*PROBLEM STATEMENT*: Return a copy of every line in the records that includes the word "収入保険相談窓口".
=== ENTRIES PROVIDED ===
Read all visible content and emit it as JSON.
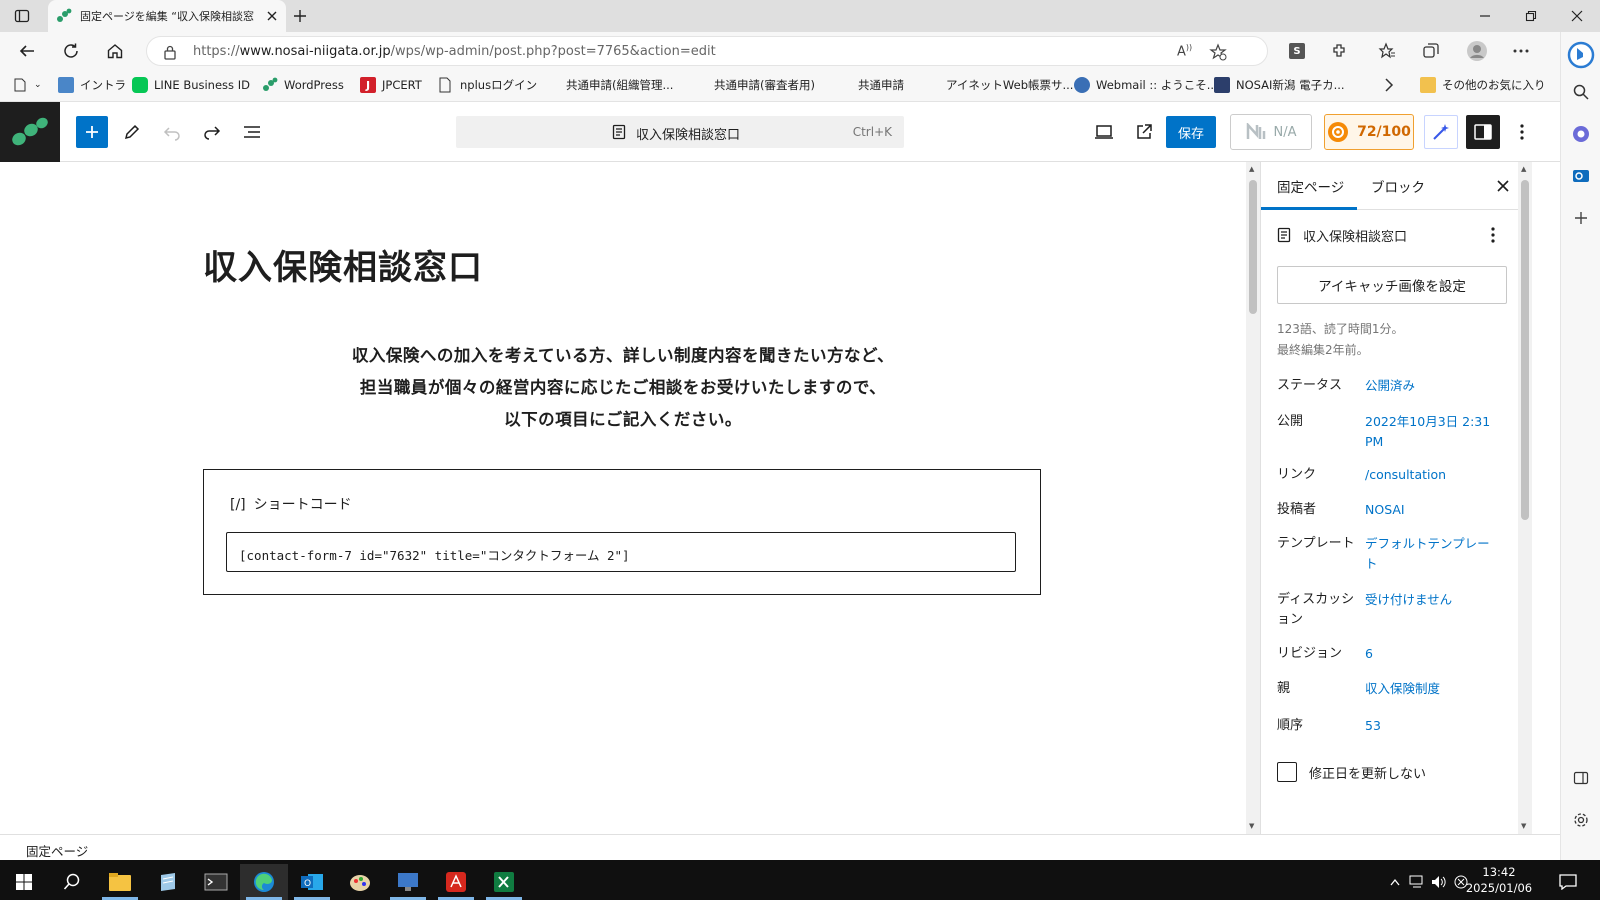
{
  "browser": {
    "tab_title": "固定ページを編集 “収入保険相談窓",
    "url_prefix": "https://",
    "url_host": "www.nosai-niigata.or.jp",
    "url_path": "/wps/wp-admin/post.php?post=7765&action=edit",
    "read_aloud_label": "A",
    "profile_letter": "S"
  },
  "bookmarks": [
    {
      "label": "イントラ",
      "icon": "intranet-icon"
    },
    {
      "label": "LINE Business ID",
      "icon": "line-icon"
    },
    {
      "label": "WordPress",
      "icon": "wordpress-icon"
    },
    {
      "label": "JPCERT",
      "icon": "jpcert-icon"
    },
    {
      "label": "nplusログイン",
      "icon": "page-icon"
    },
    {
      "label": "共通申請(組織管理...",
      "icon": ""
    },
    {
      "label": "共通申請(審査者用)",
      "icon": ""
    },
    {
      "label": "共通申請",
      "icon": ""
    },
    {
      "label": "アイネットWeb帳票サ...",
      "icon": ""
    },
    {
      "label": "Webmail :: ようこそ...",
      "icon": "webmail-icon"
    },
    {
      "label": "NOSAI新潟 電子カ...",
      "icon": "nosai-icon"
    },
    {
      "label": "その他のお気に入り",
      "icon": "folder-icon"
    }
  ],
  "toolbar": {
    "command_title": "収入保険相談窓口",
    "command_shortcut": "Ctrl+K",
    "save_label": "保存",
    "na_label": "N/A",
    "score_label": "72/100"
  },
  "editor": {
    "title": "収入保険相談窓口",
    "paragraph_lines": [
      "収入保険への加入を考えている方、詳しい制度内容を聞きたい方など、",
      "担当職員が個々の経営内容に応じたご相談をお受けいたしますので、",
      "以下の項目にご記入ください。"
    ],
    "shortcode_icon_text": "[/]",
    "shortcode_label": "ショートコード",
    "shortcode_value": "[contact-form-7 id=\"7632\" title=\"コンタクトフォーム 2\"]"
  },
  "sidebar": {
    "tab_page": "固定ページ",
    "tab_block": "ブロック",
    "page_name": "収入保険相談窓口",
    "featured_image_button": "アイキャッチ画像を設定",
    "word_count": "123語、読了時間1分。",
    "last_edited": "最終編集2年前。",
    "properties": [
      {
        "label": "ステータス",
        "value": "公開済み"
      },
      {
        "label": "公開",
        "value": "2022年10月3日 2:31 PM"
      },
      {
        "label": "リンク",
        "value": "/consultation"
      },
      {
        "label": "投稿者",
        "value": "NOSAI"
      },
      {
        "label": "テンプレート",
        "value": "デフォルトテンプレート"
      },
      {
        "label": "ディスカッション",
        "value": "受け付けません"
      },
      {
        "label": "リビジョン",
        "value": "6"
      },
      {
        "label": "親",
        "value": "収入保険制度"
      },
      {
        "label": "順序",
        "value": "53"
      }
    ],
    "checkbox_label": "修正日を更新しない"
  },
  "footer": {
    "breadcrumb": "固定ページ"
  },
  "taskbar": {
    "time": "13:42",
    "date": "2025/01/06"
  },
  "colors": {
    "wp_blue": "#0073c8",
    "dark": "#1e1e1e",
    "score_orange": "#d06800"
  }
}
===
*REPLY*:
    "command_title": "収入保険相談窓口",
    "title": "収入保険相談窓口",
    "page_name": "収入保険相談窓口",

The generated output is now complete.